The answer is an exact repetition of every entry, with all images left out.
RECORDS FOR THE TASK below:
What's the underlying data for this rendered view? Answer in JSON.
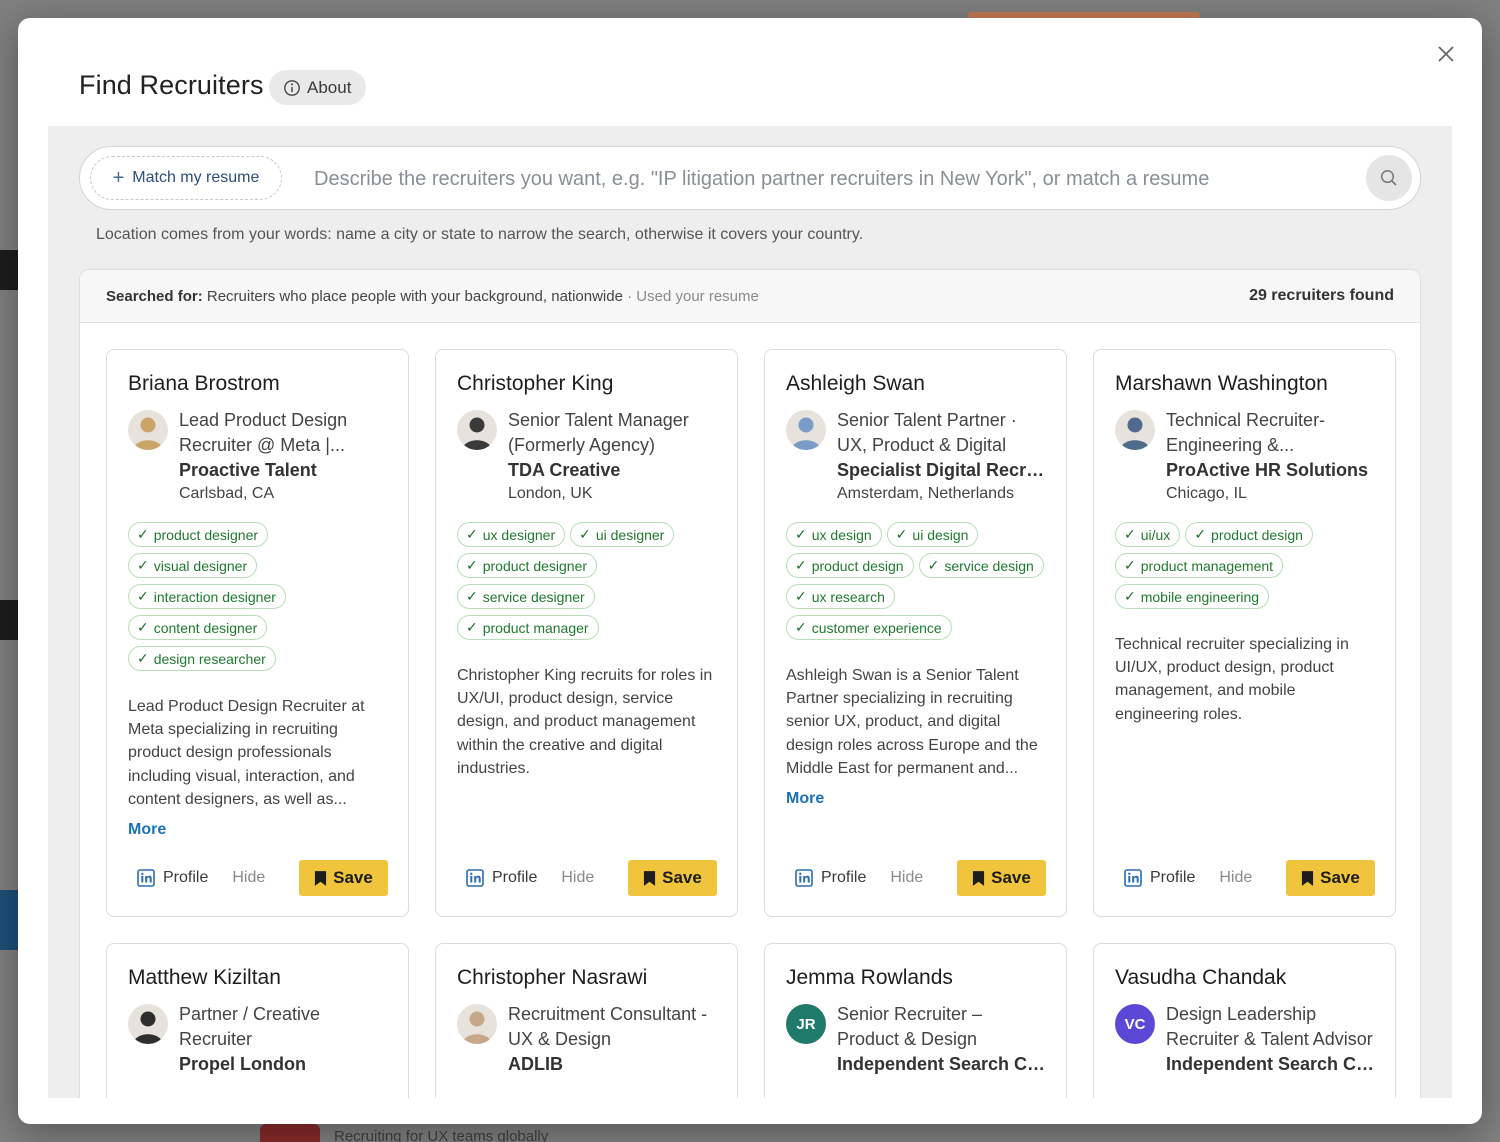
{
  "modal": {
    "title": "Find Recruiters",
    "about_label": "About"
  },
  "search": {
    "match_label": "Match my resume",
    "placeholder": "Describe the recruiters you want, e.g. \"IP litigation partner recruiters in New York\", or match a resume",
    "hint": "Location comes from your words: name a city or state to narrow the search, otherwise it covers your country."
  },
  "results": {
    "searched_for_label": "Searched for:",
    "query": "Recruiters who place people with your background, nationwide",
    "meta": "· Used your resume",
    "count": "29 recruiters found"
  },
  "card_actions": {
    "profile": "Profile",
    "hide": "Hide",
    "save": "Save",
    "more": "More"
  },
  "recruiters": [
    {
      "name": "Briana Brostrom",
      "title": "Lead Product Design Recruiter @ Meta |...",
      "company": "Proactive Talent",
      "location": "Carlsbad, CA",
      "avatar": {
        "type": "photo",
        "color": "#c9a56a"
      },
      "tags": [
        "product designer",
        "visual designer",
        "interaction designer",
        "content designer",
        "design researcher"
      ],
      "description": "Lead Product Design Recruiter at Meta specializing in recruiting product design professionals including visual, interaction, and content designers, as well as...",
      "has_more": true
    },
    {
      "name": "Christopher King",
      "title": "Senior Talent Manager (Formerly Agency)",
      "company": "TDA Creative",
      "location": "London, UK",
      "avatar": {
        "type": "photo",
        "color": "#3a3a3a"
      },
      "tags": [
        "ux designer",
        "ui designer",
        "product designer",
        "service designer",
        "product manager"
      ],
      "description": "Christopher King recruits for roles in UX/UI, product design, service design, and product management within the creative and digital industries.",
      "has_more": false
    },
    {
      "name": "Ashleigh Swan",
      "title": "Senior Talent Partner · UX, Product & Digital",
      "company": "Specialist Digital Recrui...",
      "location": "Amsterdam, Netherlands",
      "avatar": {
        "type": "photo",
        "color": "#7a9cc6"
      },
      "tags": [
        "ux design",
        "ui design",
        "product design",
        "service design",
        "ux research",
        "customer experience"
      ],
      "description": "Ashleigh Swan is a Senior Talent Partner specializing in recruiting senior UX, product, and digital design roles across Europe and the Middle East for permanent and...",
      "has_more": true
    },
    {
      "name": "Marshawn Washington",
      "title": "Technical Recruiter- Engineering &...",
      "company": "ProActive HR Solutions",
      "location": "Chicago, IL",
      "avatar": {
        "type": "photo",
        "color": "#4f6a8a"
      },
      "tags": [
        "ui/ux",
        "product design",
        "product management",
        "mobile engineering"
      ],
      "description": "Technical recruiter specializing in UI/UX, product design, product management, and mobile engineering roles.",
      "has_more": false
    },
    {
      "name": "Matthew Kiziltan",
      "title": "Partner / Creative Recruiter",
      "company": "Propel London",
      "avatar": {
        "type": "photo",
        "color": "#2e2e2e"
      }
    },
    {
      "name": "Christopher Nasrawi",
      "title": "Recruitment Consultant - UX & Design",
      "company": "ADLIB",
      "avatar": {
        "type": "photo",
        "color": "#c7a78a"
      }
    },
    {
      "name": "Jemma Rowlands",
      "title": "Senior Recruiter – Product & Design",
      "company": "Independent Search Co...",
      "avatar": {
        "type": "initials",
        "initials": "JR",
        "color": "#1f7a6b"
      }
    },
    {
      "name": "Vasudha Chandak",
      "title": "Design Leadership Recruiter & Talent Advisor",
      "company": "Independent Search Co...",
      "avatar": {
        "type": "initials",
        "initials": "VC",
        "color": "#5b48d6"
      }
    }
  ],
  "backdrop": {
    "bottom_text": "Recruiting for UX teams globally"
  }
}
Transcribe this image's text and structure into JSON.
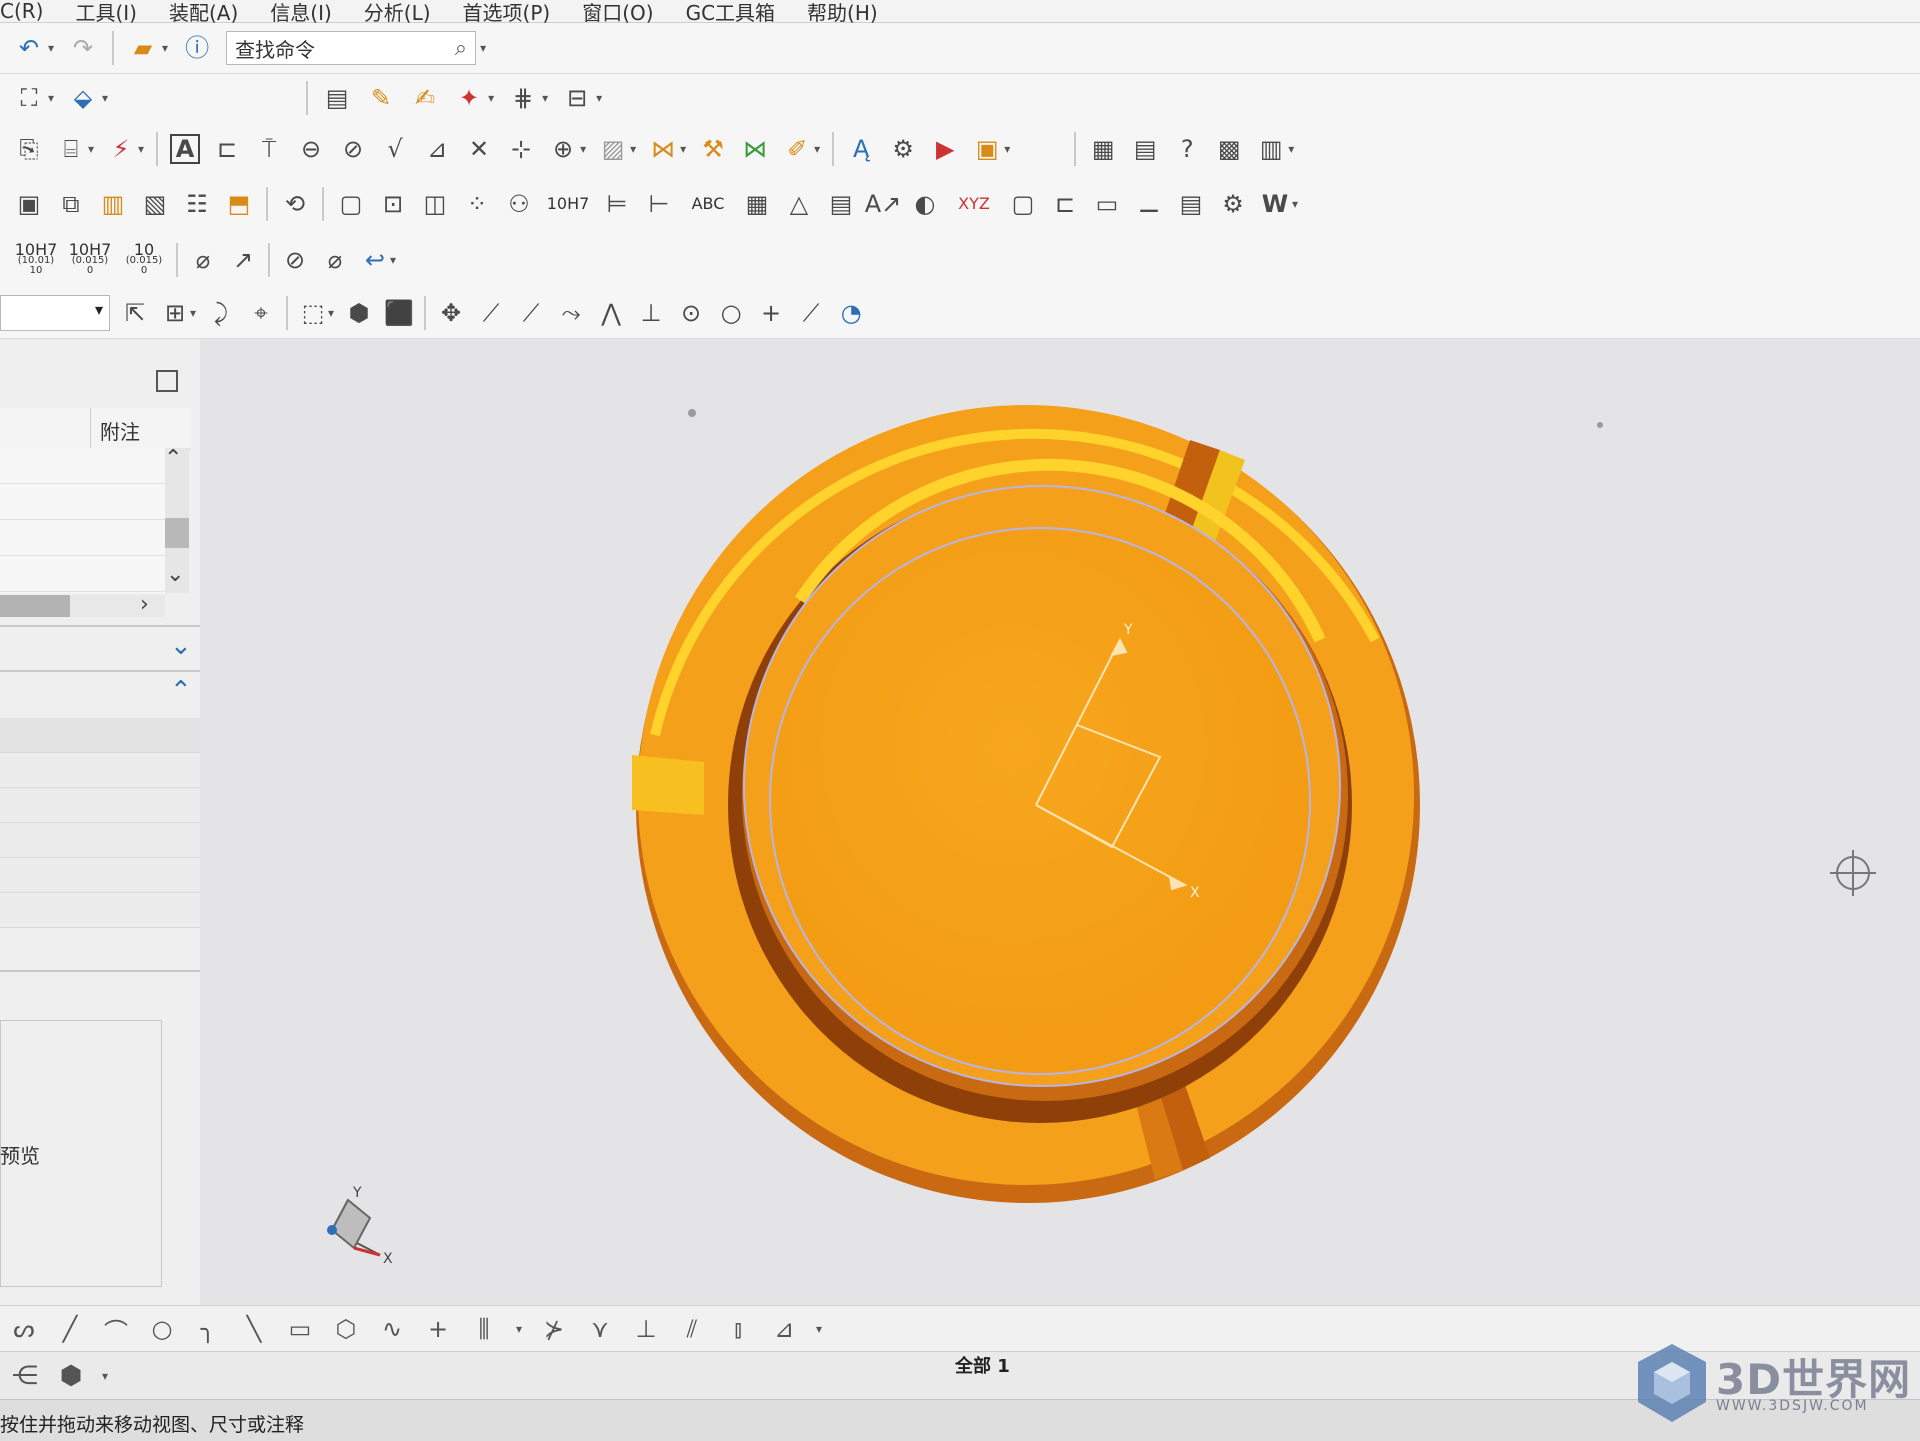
{
  "menu": {
    "items": [
      "C(R)",
      "工具(I)",
      "装配(A)",
      "信息(I)",
      "分析(L)",
      "首选项(P)",
      "窗口(O)",
      "GC工具箱",
      "帮助(H)"
    ]
  },
  "toolbar": {
    "search_value": "查找命令",
    "dim_labels": {
      "tol1": "10H7",
      "tol1_sub": "(10.01)\n10",
      "tol2": "10H7",
      "tol2_sub": "(0.015)\n0",
      "tol3": "10",
      "tol3_sub": "(0.015)\n0",
      "fit": "10H7",
      "abc": "ABC",
      "xyz": "XYZ"
    }
  },
  "panel": {
    "column_header": "附注",
    "preview_label": "预览"
  },
  "model": {
    "colors": {
      "face": "#f6a118",
      "rim_light": "#ffd029",
      "rim_dark": "#c9640e",
      "groove": "#8c3d07",
      "edge": "#b8b4e6"
    },
    "axis_labels": {
      "x": "X",
      "y": "Y"
    }
  },
  "triad": {
    "x": "X",
    "y": "Y"
  },
  "status": {
    "message": "按住并拖动来移动视图、尺寸或注释",
    "selection": "全部 1"
  },
  "watermark": {
    "brand": "3D世界网",
    "url": "WWW.3DSJW.COM"
  }
}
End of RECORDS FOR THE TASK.
§ ANSWER SECTION
What's the underlying data for this rendered view? Answer in JSON.
{
  "modal": {
    "title": "Find Recruiters",
    "about_label": "About"
  },
  "search": {
    "match_label": "Match my resume",
    "placeholder": "Describe the recruiters you want, e.g. \"IP litigation partner recruiters in New York\", or match a resume",
    "hint": "Location comes from your words: name a city or state to narrow the search, otherwise it covers your country."
  },
  "results": {
    "searched_for_label": "Searched for:",
    "query": "Recruiters who place people with your background, nationwide",
    "meta": "· Used your resume",
    "count": "29 recruiters found"
  },
  "card_actions": {
    "profile": "Profile",
    "hide": "Hide",
    "save": "Save",
    "more": "More"
  },
  "recruiters": [
    {
      "name": "Briana Brostrom",
      "title": "Lead Product Design Recruiter @ Meta |...",
      "company": "Proactive Talent",
      "location": "Carlsbad, CA",
      "avatar": {
        "type": "photo",
        "color": "#c9a56a"
      },
      "tags": [
        "product designer",
        "visual designer",
        "interaction designer",
        "content designer",
        "design researcher"
      ],
      "description": "Lead Product Design Recruiter at Meta specializing in recruiting product design professionals including visual, interaction, and content designers, as well as...",
      "has_more": true
    },
    {
      "name": "Christopher King",
      "title": "Senior Talent Manager (Formerly Agency)",
      "company": "TDA Creative",
      "location": "London, UK",
      "avatar": {
        "type": "photo",
        "color": "#3a3a3a"
      },
      "tags": [
        "ux designer",
        "ui designer",
        "product designer",
        "service designer",
        "product manager"
      ],
      "description": "Christopher King recruits for roles in UX/UI, product design, service design, and product management within the creative and digital industries.",
      "has_more": false
    },
    {
      "name": "Ashleigh Swan",
      "title": "Senior Talent Partner · UX, Product & Digital",
      "company": "Specialist Digital Recrui...",
      "location": "Amsterdam, Netherlands",
      "avatar": {
        "type": "photo",
        "color": "#7a9cc6"
      },
      "tags": [
        "ux design",
        "ui design",
        "product design",
        "service design",
        "ux research",
        "customer experience"
      ],
      "description": "Ashleigh Swan is a Senior Talent Partner specializing in recruiting senior UX, product, and digital design roles across Europe and the Middle East for permanent and...",
      "has_more": true
    },
    {
      "name": "Marshawn Washington",
      "title": "Technical Recruiter- Engineering &...",
      "company": "ProActive HR Solutions",
      "location": "Chicago, IL",
      "avatar": {
        "type": "photo",
        "color": "#4f6a8a"
      },
      "tags": [
        "ui/ux",
        "product design",
        "product management",
        "mobile engineering"
      ],
      "description": "Technical recruiter specializing in UI/UX, product design, product management, and mobile engineering roles.",
      "has_more": false
    },
    {
      "name": "Matthew Kiziltan",
      "title": "Partner / Creative Recruiter",
      "company": "Propel London",
      "avatar": {
        "type": "photo",
        "color": "#2e2e2e"
      }
    },
    {
      "name": "Christopher Nasrawi",
      "title": "Recruitment Consultant - UX & Design",
      "company": "ADLIB",
      "avatar": {
        "type": "photo",
        "color": "#c7a78a"
      }
    },
    {
      "name": "Jemma Rowlands",
      "title": "Senior Recruiter – Product & Design",
      "company": "Independent Search Co...",
      "avatar": {
        "type": "initials",
        "initials": "JR",
        "color": "#1f7a6b"
      }
    },
    {
      "name": "Vasudha Chandak",
      "title": "Design Leadership Recruiter & Talent Advisor",
      "company": "Independent Search Co...",
      "avatar": {
        "type": "initials",
        "initials": "VC",
        "color": "#5b48d6"
      }
    }
  ],
  "backdrop": {
    "bottom_text": "Recruiting for UX teams globally"
  }
}
Transcribe this image's text and structure into JSON.
{
  "menu": {
    "items": [
      "C(R)",
      "工具(I)",
      "装配(A)",
      "信息(I)",
      "分析(L)",
      "首选项(P)",
      "窗口(O)",
      "GC工具箱",
      "帮助(H)"
    ]
  },
  "toolbar": {
    "search_value": "查找命令",
    "dim_labels": {
      "tol1": "10H7",
      "tol1_sub": "(10.01)\n10",
      "tol2": "10H7",
      "tol2_sub": "(0.015)\n0",
      "tol3": "10",
      "tol3_sub": "(0.015)\n0",
      "fit": "10H7",
      "abc": "ABC",
      "xyz": "XYZ"
    }
  },
  "panel": {
    "column_header": "附注",
    "preview_label": "预览"
  },
  "model": {
    "colors": {
      "face": "#f6a118",
      "rim_light": "#ffd029",
      "rim_dark": "#c9640e",
      "groove": "#8c3d07",
      "edge": "#b8b4e6"
    },
    "axis_labels": {
      "x": "X",
      "y": "Y"
    }
  },
  "triad": {
    "x": "X",
    "y": "Y"
  },
  "status": {
    "message": "按住并拖动来移动视图、尺寸或注释",
    "selection": "全部 1"
  },
  "watermark": {
    "brand": "3D世界网",
    "url": "WWW.3DSJW.COM"
  }
}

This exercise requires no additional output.